[Dataset rows describing interfaces]
[Start of section]

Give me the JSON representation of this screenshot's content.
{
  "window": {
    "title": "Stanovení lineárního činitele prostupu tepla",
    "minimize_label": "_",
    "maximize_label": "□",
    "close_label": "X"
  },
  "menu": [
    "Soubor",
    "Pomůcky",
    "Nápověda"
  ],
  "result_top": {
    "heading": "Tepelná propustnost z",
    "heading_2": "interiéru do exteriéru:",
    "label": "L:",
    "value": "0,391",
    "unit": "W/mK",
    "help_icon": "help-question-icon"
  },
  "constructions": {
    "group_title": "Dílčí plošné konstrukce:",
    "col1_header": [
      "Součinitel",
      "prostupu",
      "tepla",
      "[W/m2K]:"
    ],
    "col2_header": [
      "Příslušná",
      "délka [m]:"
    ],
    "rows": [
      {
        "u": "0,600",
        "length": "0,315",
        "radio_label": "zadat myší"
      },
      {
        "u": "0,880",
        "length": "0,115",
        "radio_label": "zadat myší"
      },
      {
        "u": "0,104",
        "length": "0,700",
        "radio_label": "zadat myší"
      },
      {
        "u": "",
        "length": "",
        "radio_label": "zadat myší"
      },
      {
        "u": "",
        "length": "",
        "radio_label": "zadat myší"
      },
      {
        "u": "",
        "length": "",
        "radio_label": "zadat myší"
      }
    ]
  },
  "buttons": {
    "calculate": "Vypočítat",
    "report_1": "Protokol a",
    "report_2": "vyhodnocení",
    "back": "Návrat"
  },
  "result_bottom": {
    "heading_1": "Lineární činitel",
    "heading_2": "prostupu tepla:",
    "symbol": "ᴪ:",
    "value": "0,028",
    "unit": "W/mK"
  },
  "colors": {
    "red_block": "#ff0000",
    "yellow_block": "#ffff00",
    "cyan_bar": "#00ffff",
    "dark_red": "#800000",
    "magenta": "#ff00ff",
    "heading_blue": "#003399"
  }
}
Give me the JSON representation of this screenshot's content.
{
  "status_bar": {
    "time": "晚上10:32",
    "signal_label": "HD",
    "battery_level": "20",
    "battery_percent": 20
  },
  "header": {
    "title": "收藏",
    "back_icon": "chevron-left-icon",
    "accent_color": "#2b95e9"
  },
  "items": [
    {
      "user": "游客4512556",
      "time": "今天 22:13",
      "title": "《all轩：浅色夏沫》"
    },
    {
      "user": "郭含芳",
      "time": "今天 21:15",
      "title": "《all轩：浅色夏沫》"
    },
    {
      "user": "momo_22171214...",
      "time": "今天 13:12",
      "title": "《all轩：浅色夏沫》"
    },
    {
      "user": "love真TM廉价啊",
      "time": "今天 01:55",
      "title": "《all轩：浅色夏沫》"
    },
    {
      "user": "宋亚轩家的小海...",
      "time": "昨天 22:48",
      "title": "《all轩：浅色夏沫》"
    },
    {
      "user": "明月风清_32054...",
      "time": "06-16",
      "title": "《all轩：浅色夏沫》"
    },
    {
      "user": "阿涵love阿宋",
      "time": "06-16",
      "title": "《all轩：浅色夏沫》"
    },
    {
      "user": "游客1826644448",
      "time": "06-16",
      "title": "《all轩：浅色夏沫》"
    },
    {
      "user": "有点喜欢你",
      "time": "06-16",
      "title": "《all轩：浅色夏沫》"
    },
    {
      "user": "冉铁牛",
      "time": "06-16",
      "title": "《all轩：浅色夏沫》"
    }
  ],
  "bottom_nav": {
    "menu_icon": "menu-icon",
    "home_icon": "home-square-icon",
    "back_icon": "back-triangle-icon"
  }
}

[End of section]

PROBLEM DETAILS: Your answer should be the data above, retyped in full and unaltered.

PROBLEM SOLUTION:
Give me the JSON representation of this screenshot's content.
{
  "window": {
    "title": "Stanovení lineárního činitele prostupu tepla",
    "minimize_label": "_",
    "maximize_label": "□",
    "close_label": "X"
  },
  "menu": [
    "Soubor",
    "Pomůcky",
    "Nápověda"
  ],
  "result_top": {
    "heading": "Tepelná propustnost z",
    "heading_2": "interiéru do exteriéru:",
    "label": "L:",
    "value": "0,391",
    "unit": "W/mK",
    "help_icon": "help-question-icon"
  },
  "constructions": {
    "group_title": "Dílčí plošné konstrukce:",
    "col1_header": [
      "Součinitel",
      "prostupu",
      "tepla",
      "[W/m2K]:"
    ],
    "col2_header": [
      "Příslušná",
      "délka [m]:"
    ],
    "rows": [
      {
        "u": "0,600",
        "length": "0,315",
        "radio_label": "zadat myší"
      },
      {
        "u": "0,880",
        "length": "0,115",
        "radio_label": "zadat myší"
      },
      {
        "u": "0,104",
        "length": "0,700",
        "radio_label": "zadat myší"
      },
      {
        "u": "",
        "length": "",
        "radio_label": "zadat myší"
      },
      {
        "u": "",
        "length": "",
        "radio_label": "zadat myší"
      },
      {
        "u": "",
        "length": "",
        "radio_label": "zadat myší"
      }
    ]
  },
  "buttons": {
    "calculate": "Vypočítat",
    "report_1": "Protokol a",
    "report_2": "vyhodnocení",
    "back": "Návrat"
  },
  "result_bottom": {
    "heading_1": "Lineární činitel",
    "heading_2": "prostupu tepla:",
    "symbol": "ᴪ:",
    "value": "0,028",
    "unit": "W/mK"
  },
  "colors": {
    "red_block": "#ff0000",
    "yellow_block": "#ffff00",
    "cyan_bar": "#00ffff",
    "dark_red": "#800000",
    "magenta": "#ff00ff",
    "heading_blue": "#003399"
  }
}
Give me the JSON representation of this screenshot's content.
{
  "status_bar": {
    "time": "晚上10:32",
    "signal_label": "HD",
    "battery_level": "20",
    "battery_percent": 20
  },
  "header": {
    "title": "收藏",
    "back_icon": "chevron-left-icon",
    "accent_color": "#2b95e9"
  },
  "items": [
    {
      "user": "游客4512556",
      "time": "今天 22:13",
      "title": "《all轩：浅色夏沫》"
    },
    {
      "user": "郭含芳",
      "time": "今天 21:15",
      "title": "《all轩：浅色夏沫》"
    },
    {
      "user": "momo_22171214...",
      "time": "今天 13:12",
      "title": "《all轩：浅色夏沫》"
    },
    {
      "user": "love真TM廉价啊",
      "time": "今天 01:55",
      "title": "《all轩：浅色夏沫》"
    },
    {
      "user": "宋亚轩家的小海...",
      "time": "昨天 22:48",
      "title": "《all轩：浅色夏沫》"
    },
    {
      "user": "明月风清_32054...",
      "time": "06-16",
      "title": "《all轩：浅色夏沫》"
    },
    {
      "user": "阿涵love阿宋",
      "time": "06-16",
      "title": "《all轩：浅色夏沫》"
    },
    {
      "user": "游客1826644448",
      "time": "06-16",
      "title": "《all轩：浅色夏沫》"
    },
    {
      "user": "有点喜欢你",
      "time": "06-16",
      "title": "《all轩：浅色夏沫》"
    },
    {
      "user": "冉铁牛",
      "time": "06-16",
      "title": "《all轩：浅色夏沫》"
    }
  ],
  "bottom_nav": {
    "menu_icon": "menu-icon",
    "home_icon": "home-square-icon",
    "back_icon": "back-triangle-icon"
  }
}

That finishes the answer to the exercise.